Task directions:
Please copy every line with the string "recording" from the entries below.

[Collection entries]
################
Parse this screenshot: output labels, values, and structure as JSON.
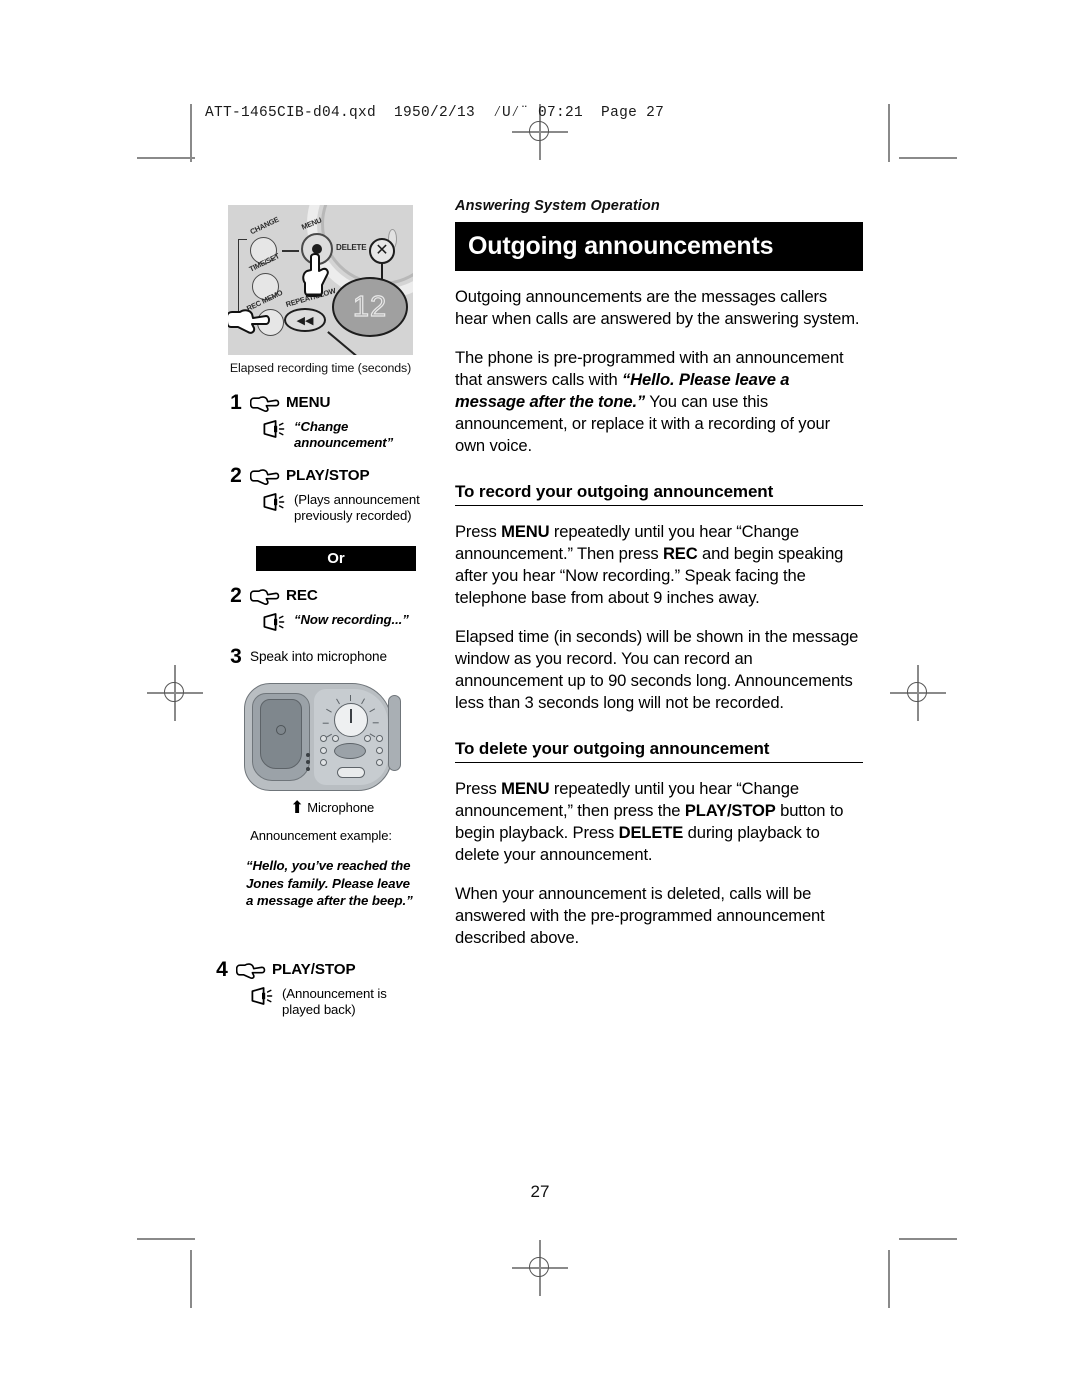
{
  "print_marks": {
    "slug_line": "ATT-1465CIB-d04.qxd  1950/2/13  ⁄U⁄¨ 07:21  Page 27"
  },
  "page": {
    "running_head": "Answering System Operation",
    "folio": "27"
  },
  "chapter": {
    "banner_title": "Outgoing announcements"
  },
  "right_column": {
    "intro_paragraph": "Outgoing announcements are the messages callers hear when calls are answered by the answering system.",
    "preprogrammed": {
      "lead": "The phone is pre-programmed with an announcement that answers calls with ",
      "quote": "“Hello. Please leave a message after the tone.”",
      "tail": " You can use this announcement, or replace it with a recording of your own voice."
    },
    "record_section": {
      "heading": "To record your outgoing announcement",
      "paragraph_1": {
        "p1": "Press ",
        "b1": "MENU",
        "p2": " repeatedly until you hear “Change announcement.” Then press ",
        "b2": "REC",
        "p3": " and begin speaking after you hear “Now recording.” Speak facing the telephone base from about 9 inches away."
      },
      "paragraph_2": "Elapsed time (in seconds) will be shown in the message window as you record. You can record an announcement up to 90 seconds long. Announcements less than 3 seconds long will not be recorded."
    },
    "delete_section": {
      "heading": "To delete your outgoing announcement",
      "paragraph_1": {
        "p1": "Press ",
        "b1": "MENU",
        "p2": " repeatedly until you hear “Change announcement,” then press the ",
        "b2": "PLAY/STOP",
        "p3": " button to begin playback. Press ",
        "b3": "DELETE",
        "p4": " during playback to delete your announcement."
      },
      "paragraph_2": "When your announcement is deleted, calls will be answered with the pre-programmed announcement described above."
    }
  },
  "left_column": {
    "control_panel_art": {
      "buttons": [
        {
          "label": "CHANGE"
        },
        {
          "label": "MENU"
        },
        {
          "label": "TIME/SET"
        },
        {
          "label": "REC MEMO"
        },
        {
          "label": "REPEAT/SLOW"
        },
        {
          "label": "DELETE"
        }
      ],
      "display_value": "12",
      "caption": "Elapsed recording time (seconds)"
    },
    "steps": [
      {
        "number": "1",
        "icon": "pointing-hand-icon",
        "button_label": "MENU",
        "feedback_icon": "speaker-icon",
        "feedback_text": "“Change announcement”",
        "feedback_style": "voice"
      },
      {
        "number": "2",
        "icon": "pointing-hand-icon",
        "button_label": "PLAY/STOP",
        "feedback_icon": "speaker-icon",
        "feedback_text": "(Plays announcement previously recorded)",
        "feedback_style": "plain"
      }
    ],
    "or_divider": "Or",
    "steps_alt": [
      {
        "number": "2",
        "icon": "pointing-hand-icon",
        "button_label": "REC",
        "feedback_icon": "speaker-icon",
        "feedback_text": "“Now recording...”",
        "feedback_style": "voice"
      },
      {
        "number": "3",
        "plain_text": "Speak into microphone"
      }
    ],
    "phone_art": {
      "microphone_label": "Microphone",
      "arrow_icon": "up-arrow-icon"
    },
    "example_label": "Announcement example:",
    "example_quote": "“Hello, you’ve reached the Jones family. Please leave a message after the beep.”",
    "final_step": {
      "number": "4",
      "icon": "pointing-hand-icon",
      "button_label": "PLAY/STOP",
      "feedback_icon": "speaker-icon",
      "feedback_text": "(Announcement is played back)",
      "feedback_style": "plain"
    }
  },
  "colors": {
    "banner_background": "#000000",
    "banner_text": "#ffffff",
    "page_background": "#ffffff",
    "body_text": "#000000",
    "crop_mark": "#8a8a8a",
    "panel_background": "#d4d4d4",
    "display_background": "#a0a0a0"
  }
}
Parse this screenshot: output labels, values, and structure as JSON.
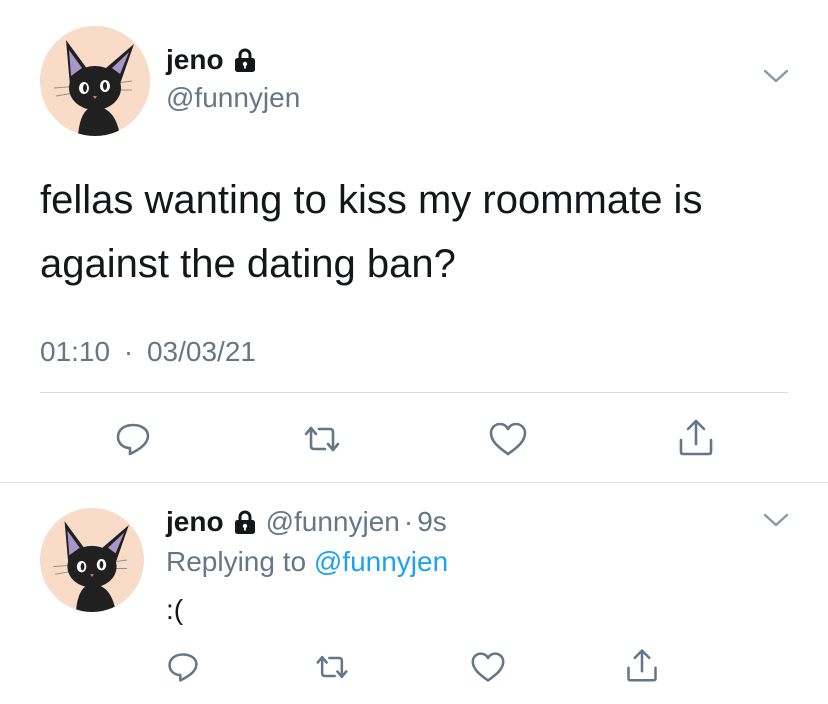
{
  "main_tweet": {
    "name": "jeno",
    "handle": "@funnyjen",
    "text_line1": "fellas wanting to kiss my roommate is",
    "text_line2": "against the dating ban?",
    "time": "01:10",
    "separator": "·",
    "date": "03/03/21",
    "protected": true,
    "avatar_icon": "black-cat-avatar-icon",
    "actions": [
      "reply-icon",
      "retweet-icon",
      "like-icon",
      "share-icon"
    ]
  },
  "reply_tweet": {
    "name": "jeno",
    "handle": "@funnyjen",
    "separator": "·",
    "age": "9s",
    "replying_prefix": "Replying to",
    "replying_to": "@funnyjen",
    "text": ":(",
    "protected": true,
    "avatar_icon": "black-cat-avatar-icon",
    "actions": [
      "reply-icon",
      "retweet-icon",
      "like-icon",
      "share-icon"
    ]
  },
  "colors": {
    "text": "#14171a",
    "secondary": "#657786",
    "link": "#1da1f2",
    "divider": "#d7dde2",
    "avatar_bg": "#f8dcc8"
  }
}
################
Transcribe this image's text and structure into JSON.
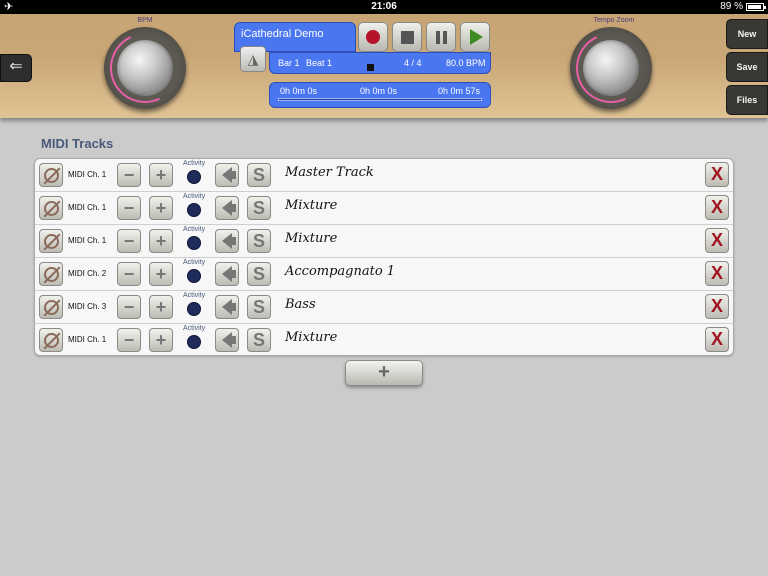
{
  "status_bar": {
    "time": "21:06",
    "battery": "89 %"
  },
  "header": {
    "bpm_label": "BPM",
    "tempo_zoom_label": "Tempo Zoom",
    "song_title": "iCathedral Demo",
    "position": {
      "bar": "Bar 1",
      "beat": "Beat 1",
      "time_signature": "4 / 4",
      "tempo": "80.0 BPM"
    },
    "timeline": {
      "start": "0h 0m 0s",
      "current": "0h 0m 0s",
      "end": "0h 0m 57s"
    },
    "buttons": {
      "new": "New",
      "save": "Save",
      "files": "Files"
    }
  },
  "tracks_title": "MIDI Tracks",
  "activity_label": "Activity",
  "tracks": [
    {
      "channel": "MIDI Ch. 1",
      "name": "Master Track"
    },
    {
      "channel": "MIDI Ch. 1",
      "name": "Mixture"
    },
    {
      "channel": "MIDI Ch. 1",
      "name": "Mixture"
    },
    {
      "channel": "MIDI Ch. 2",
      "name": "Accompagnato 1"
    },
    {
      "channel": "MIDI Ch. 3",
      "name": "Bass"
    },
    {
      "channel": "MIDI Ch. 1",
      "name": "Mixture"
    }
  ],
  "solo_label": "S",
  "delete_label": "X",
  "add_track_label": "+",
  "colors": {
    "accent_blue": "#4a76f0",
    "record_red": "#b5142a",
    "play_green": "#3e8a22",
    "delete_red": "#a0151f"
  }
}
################
Task solution:
      "tail": " You can use this announcement, or replace it with a recording of your own voice."
        "p3": " and begin speaking after you hear “Now recording.” Speak facing the telephone base from about 9 inches away."
      "caption": "Elapsed recording time (seconds)"
        "feedback_text": "“Now recording...”",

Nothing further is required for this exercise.